In addition to providing working capital and enabling owners to maintain business control, alternative financing may provide other benefits as well:

  • It’s easy to determine the exact cost of financing and obtain an increase.
  • Professional collateral management can be included depending on the facility type and the lender.
  • Real-time, online interactive reporting is often available.
  • It may provide the business with access to more capital.
  • It’s flexible – financing ebbs and flows with the business’ needs.

It’s important to note that there are some circumstances in which equity is a viable and attractive financing solution. This is especially true in cases of business expansion and acquisition and new product launches – these are capital needs that are not generally well suited to debt financing. However, equity is not usually the appropriate financing solution to solve a working capital problem or help plug a cash-flow gap.

A Precious Commodity

Remember that business equity is a precious commodity that should only be considered under the right circumstances and at the right time. When equity financing is sought, ideally this should be done at a time when the company has good growth prospects and a significant cash need for this growth. Ideally, majority ownership (and thus, absolute control) should remain with the company founder(s).

Alternative financing solutions like factoring, A/R financing and ABL can provide the working capital boost many cash-strapped businesses that don’t qualify for bank financing need – without diluting ownership and possibly giving up business control at an inopportune time for the owner. If and when these companies become bankable later, it’s often an easy transition to a traditional bank line of credit. Your banker may be able to refer you to a commercial finance company that can offer the right type of alternative financing solution for your particular situation.

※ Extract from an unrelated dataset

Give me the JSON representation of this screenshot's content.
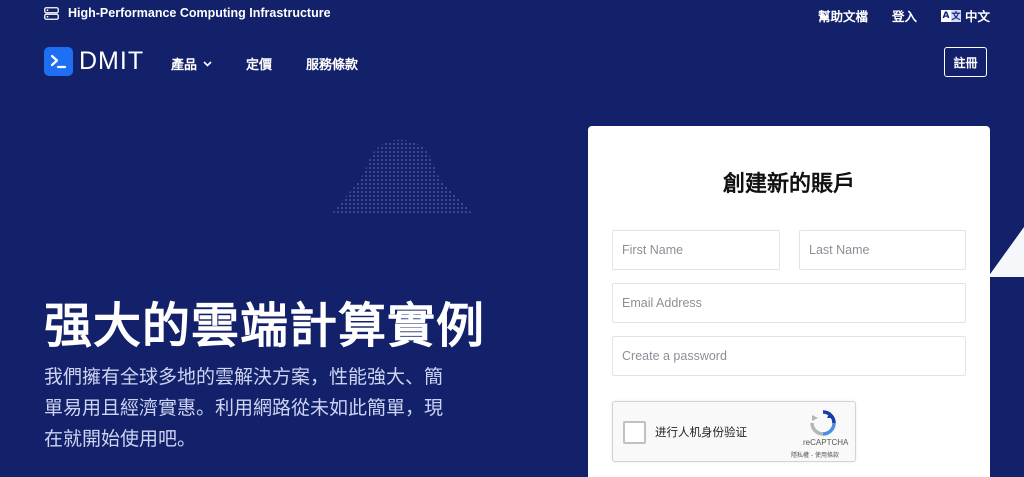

Taking the time to understand all the different financing options available to your business, and the pros and cons of each, is the best way to make sure you choose the best option for your business. The use of alternative financing can help your company grow without diluting your ownership. After all, it’s your business – shouldn’t you keep as much of it as possible?